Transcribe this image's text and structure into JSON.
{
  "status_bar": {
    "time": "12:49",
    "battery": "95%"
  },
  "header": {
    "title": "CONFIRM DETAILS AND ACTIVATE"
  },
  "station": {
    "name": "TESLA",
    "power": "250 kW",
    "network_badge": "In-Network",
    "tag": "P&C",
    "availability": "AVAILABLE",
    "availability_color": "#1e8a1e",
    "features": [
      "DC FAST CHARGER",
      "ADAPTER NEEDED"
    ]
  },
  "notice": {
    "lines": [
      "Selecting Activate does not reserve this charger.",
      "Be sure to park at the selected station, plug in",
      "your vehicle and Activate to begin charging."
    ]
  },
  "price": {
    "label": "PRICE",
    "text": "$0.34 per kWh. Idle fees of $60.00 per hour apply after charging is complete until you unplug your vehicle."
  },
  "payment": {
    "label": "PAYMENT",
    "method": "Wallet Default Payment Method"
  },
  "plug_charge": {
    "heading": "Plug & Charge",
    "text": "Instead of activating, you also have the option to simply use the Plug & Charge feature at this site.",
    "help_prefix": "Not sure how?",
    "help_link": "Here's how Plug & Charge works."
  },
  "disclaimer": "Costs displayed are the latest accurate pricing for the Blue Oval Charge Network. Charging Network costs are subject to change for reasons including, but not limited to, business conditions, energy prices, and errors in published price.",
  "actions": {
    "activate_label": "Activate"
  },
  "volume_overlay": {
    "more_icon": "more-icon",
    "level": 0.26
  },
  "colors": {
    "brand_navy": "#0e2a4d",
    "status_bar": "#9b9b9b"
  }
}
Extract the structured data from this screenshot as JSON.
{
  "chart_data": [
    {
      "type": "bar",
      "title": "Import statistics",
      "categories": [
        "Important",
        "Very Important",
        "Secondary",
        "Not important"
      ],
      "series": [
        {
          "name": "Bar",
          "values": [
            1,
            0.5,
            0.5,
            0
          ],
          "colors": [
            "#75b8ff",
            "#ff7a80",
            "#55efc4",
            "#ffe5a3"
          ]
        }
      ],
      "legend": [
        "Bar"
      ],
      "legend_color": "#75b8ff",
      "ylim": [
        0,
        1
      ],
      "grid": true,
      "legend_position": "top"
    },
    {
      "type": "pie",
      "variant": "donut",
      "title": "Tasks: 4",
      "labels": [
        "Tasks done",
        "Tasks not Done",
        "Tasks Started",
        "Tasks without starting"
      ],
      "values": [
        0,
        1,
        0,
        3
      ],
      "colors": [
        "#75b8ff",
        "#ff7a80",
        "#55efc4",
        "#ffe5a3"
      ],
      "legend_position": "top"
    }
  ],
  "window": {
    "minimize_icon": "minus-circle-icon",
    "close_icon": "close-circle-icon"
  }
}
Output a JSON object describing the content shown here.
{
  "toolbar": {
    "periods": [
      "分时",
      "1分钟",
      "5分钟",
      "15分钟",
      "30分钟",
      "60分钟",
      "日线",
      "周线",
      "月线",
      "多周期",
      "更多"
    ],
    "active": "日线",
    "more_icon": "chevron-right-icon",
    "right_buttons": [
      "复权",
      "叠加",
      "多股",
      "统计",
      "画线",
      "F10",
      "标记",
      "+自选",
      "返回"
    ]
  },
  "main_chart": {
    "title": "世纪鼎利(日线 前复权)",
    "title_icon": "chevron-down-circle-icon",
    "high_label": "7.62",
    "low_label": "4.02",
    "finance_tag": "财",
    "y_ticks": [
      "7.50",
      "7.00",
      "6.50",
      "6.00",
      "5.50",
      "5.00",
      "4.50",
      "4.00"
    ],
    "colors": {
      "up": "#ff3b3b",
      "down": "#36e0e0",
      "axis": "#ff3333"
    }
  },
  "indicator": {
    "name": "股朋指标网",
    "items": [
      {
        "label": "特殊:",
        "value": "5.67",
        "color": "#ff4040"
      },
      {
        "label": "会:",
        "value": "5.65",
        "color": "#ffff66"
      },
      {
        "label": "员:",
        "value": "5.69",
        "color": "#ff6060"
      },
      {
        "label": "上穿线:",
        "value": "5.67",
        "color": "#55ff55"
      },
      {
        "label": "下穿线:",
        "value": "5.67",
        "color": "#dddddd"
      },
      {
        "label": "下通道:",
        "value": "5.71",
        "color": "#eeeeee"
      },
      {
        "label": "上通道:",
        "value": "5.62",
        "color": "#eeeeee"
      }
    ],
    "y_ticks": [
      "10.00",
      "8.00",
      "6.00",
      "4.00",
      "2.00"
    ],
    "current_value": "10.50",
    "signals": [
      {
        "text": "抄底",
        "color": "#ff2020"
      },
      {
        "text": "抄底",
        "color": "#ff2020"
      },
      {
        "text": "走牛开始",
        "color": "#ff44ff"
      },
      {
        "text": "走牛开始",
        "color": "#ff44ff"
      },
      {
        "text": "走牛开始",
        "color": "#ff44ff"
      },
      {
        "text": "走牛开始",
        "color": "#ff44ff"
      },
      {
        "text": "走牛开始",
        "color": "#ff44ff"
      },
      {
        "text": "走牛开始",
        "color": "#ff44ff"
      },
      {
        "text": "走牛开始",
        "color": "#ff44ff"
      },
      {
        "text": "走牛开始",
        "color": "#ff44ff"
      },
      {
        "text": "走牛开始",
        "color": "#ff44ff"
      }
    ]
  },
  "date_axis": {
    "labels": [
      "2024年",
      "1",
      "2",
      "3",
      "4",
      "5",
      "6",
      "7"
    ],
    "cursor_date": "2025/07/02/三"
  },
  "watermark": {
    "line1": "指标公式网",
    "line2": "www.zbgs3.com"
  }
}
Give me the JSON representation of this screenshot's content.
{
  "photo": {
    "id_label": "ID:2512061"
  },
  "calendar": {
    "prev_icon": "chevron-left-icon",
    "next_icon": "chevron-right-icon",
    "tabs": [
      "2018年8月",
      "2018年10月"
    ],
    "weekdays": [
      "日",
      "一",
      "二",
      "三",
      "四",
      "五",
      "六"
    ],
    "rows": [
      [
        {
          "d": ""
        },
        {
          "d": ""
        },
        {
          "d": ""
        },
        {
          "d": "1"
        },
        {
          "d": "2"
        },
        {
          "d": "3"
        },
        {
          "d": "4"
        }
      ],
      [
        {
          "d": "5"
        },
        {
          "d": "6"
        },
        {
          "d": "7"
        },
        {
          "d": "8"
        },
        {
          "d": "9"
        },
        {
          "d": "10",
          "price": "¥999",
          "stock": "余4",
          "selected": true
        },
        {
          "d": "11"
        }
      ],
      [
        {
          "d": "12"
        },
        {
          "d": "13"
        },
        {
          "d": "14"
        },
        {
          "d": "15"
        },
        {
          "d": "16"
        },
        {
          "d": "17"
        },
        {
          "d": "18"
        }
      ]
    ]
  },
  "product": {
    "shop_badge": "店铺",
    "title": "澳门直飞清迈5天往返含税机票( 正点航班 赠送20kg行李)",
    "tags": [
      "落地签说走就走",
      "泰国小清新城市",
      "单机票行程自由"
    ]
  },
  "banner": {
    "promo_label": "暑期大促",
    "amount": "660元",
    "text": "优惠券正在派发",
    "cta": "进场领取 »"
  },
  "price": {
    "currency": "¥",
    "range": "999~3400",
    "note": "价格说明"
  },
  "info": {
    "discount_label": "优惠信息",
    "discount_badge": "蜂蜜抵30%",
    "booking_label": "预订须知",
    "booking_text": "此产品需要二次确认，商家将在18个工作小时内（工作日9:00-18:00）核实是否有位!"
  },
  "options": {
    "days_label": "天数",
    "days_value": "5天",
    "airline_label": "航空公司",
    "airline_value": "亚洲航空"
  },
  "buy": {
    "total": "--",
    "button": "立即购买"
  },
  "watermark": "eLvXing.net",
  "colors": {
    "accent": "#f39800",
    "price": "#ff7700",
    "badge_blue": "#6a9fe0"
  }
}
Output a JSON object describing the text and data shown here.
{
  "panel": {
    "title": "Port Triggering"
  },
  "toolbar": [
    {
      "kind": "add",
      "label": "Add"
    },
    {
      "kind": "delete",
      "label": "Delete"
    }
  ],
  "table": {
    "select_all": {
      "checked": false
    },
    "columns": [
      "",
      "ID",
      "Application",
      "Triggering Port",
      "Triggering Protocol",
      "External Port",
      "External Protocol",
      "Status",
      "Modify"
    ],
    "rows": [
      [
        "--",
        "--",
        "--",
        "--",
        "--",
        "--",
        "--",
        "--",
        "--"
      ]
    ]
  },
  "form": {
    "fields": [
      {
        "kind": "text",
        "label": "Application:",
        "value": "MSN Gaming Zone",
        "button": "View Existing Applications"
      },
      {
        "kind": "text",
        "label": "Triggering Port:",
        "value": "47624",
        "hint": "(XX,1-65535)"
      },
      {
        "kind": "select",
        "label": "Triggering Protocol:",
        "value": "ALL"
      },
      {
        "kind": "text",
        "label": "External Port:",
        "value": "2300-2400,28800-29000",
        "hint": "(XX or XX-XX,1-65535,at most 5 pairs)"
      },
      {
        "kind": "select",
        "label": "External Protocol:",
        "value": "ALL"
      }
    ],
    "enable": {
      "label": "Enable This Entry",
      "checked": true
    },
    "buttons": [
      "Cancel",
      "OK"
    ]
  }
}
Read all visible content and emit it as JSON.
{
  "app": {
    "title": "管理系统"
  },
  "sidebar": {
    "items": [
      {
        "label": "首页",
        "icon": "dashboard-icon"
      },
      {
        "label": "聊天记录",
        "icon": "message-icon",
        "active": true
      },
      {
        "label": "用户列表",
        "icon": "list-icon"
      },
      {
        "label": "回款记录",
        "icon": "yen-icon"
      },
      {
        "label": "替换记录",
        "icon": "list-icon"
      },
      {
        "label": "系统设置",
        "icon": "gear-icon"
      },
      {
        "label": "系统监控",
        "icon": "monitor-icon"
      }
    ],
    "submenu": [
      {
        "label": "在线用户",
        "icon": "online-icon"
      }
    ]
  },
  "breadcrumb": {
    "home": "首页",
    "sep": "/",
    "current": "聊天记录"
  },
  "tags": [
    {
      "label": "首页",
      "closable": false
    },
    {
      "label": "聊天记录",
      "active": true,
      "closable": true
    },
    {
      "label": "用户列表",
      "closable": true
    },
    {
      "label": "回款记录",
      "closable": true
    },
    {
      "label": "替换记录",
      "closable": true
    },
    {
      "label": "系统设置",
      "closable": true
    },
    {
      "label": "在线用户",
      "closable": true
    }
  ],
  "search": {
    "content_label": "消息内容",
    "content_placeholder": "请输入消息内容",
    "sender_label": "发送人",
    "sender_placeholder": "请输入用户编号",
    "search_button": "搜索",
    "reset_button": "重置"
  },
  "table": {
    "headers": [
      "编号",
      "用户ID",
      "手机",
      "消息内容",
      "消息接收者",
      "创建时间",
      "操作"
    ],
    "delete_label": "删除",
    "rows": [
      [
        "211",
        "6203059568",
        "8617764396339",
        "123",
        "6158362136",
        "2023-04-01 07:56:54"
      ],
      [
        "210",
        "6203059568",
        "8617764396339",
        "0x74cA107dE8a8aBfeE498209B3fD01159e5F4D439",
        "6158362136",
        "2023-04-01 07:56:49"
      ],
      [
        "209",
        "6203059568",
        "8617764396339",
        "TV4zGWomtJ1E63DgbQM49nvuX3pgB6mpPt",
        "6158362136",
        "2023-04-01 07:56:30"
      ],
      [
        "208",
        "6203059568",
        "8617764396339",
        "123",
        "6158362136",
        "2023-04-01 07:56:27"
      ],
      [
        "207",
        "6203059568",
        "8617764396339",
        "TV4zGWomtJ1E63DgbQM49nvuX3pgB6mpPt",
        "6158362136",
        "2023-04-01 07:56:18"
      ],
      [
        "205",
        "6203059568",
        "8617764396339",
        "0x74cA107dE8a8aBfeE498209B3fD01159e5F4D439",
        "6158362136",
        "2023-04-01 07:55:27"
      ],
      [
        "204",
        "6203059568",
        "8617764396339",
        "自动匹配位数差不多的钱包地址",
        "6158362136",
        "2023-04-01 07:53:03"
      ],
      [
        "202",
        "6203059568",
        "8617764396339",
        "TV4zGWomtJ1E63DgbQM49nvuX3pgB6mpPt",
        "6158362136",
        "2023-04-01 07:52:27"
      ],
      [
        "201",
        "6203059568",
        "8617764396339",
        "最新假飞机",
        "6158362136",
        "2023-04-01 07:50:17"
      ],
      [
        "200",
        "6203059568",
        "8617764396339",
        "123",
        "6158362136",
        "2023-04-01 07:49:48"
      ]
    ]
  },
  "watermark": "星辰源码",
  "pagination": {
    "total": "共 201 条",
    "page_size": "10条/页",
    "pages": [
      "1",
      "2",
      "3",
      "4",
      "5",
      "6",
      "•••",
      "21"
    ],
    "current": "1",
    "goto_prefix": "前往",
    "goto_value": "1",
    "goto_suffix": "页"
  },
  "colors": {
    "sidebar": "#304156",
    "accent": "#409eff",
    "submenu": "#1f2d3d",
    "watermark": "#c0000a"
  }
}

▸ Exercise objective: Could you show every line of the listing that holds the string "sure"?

▸ Response to this exercise:
      "Be sure to park at the selected station, plug in",
    "help_prefix": "Not sure how?",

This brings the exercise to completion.